• BadaviLinga :This is the largest Linga image in Hampi. Located next to the Lakshmi Narasimha statue the Linga is housed inside a chamber with an opening in the front. A close look on this icon can reveal three eyes (depicting the three eyes of Shiva) carved on it. Legend has it that this was commissioned by a peasant woman and hence the name (Badva means poor in local tongue).The sanctum in which the Linga is installed is always filled with water as a water channel is made to flow through it.According to Hindu theology the River Ganga (Ganges) was brought from swarga to earth to quench the drought. But the river was so forceful that it could split the earth into two pieces if allowed to fall on earth. Lord Shiva consented to take the impact by allowing the torrent of Ganga to fall on his matted hair. Thus helping to release a smooth flowing river on to earth from his hair. As an iconic representation of this, in Siva temples you can spot a dripping pot hanged over the Linga.
• Chandramauleshwara Temple
• Malyavanta Raghunathaswamy temple was constructed in the ancient style of architecture, the temple of Malyavanta Raghunathaswamy stands 3 km down the road. Its inner walls flaunt peculiar and interesting motifs of fish and marine creatures.
• Hazara Rama Temple Complex: This ruined temple complex is well known for elaborate frescoes from the Hindu theosophy and a sprawling courtyard well-laid with gardens. It is well known for more than many thousand carvings & inscriptions on & in the temple depicting the mighty story of Ramayana. It has about 1000 carvings & inscriptions depicting the story of Ramayana.
• Jain Temple : Reliefs of Jain temples are present in this area hat includes Hemkut Jain temples, Ratnantraykut, Parsvanath Charan and Ganigatti jain temple. Most of the idols are now missing from these temples. Ruins suggest that these temples belong to 14th century.

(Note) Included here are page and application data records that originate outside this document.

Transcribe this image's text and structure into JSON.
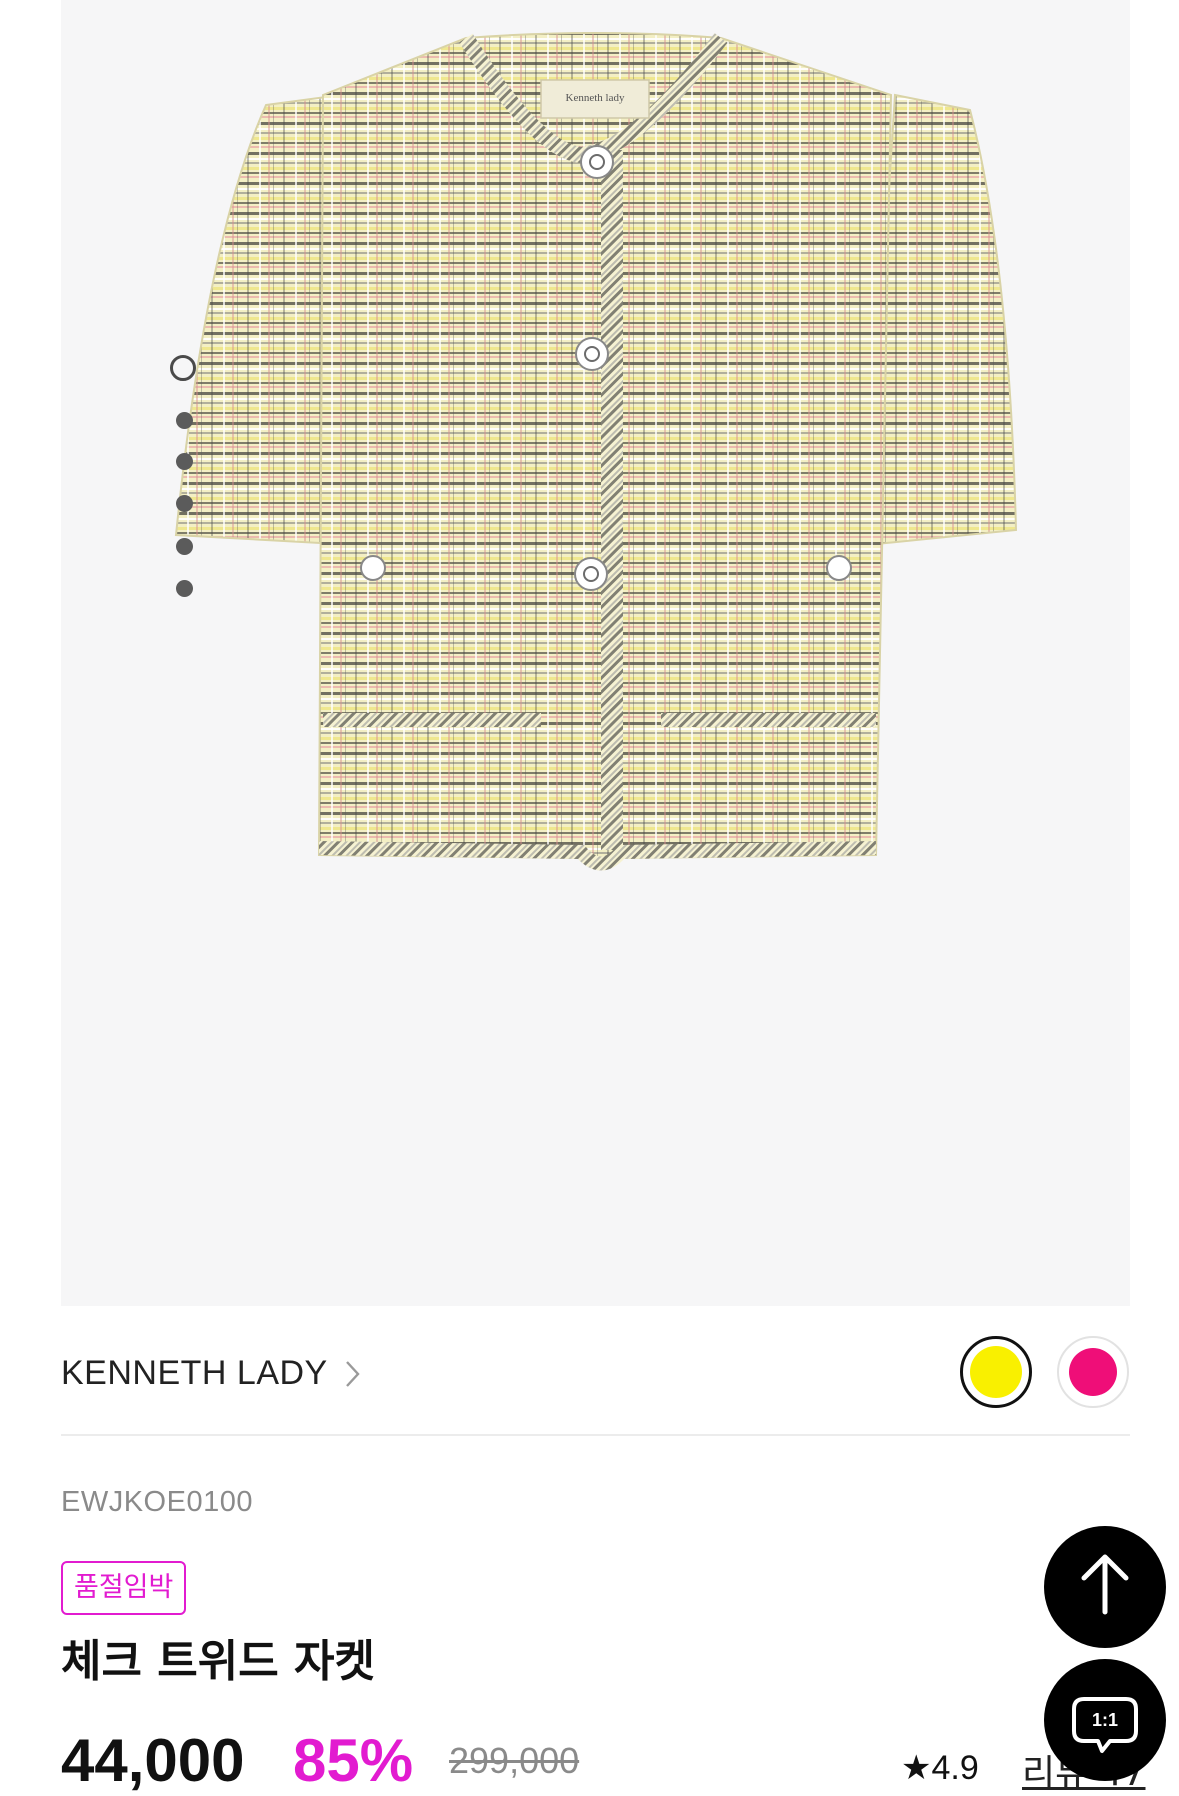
{
  "gallery": {
    "image_alt": "체크 트위드 자켓",
    "label_text": "Kenneth lady",
    "slides_total": 6,
    "active_slide": 1
  },
  "brand": {
    "name": "KENNETH LADY",
    "chevron_icon": "chevron-right-icon"
  },
  "colors": {
    "swatches": [
      {
        "name": "yellow",
        "hex": "#f9f000",
        "selected": true
      },
      {
        "name": "pink",
        "hex": "#ef0e78",
        "selected": false
      }
    ],
    "accent": "#e21bd0"
  },
  "product": {
    "sku": "EWJKOE0100",
    "badge": "품절임박",
    "title": "체크 트위드 자켓",
    "price": "44,000",
    "discount": "85%",
    "original_price": "299,000",
    "rating_icon": "star-icon",
    "rating": "4.9",
    "review_link": "리뷰 47"
  },
  "fabs": {
    "top_icon": "arrow-up-icon",
    "chat_icon": "chat-icon",
    "chat_label": "1:1"
  }
}
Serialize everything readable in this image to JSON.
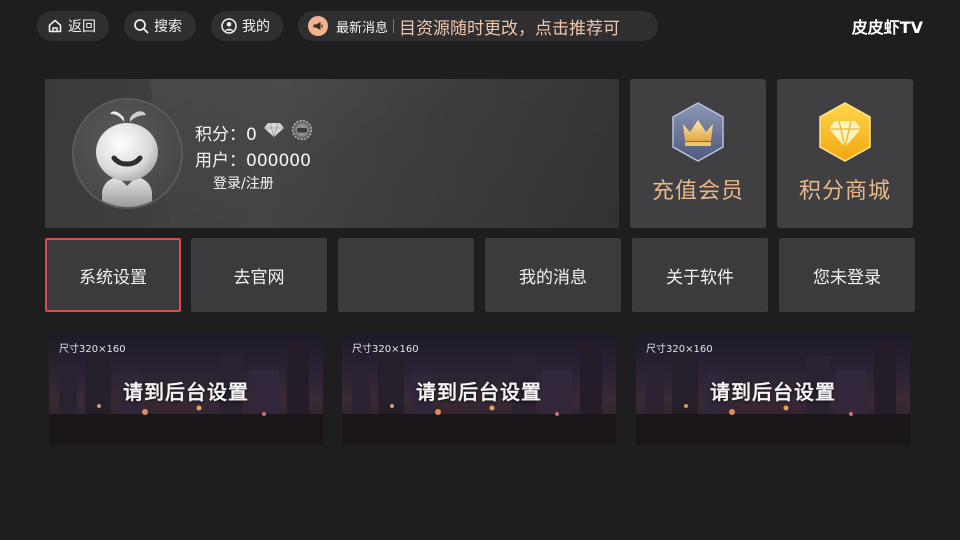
{
  "topbar": {
    "back_label": "返回",
    "search_label": "搜索",
    "mine_label": "我的",
    "news_label": "最新消息",
    "news_text": "目资源随时更改，点击推荐可",
    "brand": "皮皮虾TV"
  },
  "profile": {
    "points_label": "积分：0",
    "user_label": "用户：000000",
    "login_label": "登录/注册"
  },
  "tiles": {
    "vip_label": "充值会员",
    "shop_label": "积分商城"
  },
  "menu": {
    "items": [
      "系统设置",
      "去官网",
      "",
      "我的消息",
      "关于软件",
      "您未登录"
    ]
  },
  "banners": [
    {
      "size_tag": "尺寸320×160",
      "title": "请到后台设置"
    },
    {
      "size_tag": "尺寸320×160",
      "title": "请到后台设置"
    },
    {
      "size_tag": "尺寸320×160",
      "title": "请到后台设置"
    }
  ],
  "colors": {
    "background": "#1e1e1f",
    "accent_gold": "#e8b886",
    "focus_border": "#e0484a",
    "news_icon": "#f0b291"
  }
}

• Krishna Temple Complex: This is an ASI protected monument, which was built in 1513 CE during the reign of king Krishnadevaraya after his successful campaign against the Gajapatis of Orissa. There is a halegannada (old Kannada) stone inscription by Krishnadevaraya dating to 1513 CE in the premises just before the temple. This temple was abandoned since the fall of Vijayanagara and there is no active worship today. Krishna temple bazaar has been excavated through the last decade, and restoration work is still in progress. The temple has the Sacred Tank or the Pushkarani located on its eastern side.
• Vittala Temple Complex:This is perhaps the most famous and well-known among the ruins of Hampi. The iconic stone chariot in the vicinity of this temple complex is a symbol of Karnataka Tourism. Unfortunately it had a brick tower above it which was demolished.Of late, floodlights have been installed in the temple complex that provide illumination at dusk, thereby adding to the grandeur of the architecture.
The great “swing-pavilion” of this temple is one of the technical marvels of Vijayanagara architecture. The temple houses the famous musical pillars.
The road leading to the temple was once a market where the horses were traded. Even today, we can see the ruins of the market on both the sides of the road. The temple contains the images of foreigners like Persians selling horses.
• Muslim Sunni masjid
• Preksha temple and groups
• Saasivekaalu Ganesha
• Virupaksha Temple known as the Pampavathi temple, it is an ancient temple situated in the Hampi Bazaar. It predates the founding of the Vijayanagara empire. The temple has three gopuras (entrance towers). A large 160-foot (49 m) high tower as its main entrance towards east, a smaller second entrance tower leading to inner temple courtyard after the main gopura, and another one towards north known as the Kanakagiri gopura, leading to a small enclosure with subsidiary shrines and eventually to the river Tungabhadra. The smaller inner gopura and the beautiful mandapa (an open pillared hall or pavillion) were dedicated to the temple by king Krishnadevaraya on his coronation in 1510 CE, making them over 500 years old. The Apart from Shiva, the temple complex also contains shrines of the erotica statues Bhuvaneshwari and Pampa.
• Prasanna Virupaksha Temple: This temple is also popularly known as the “Underground Shiva temple” as it was almost covered up in the ground before being excavated.
• Yantrodharaka Anjaneya temple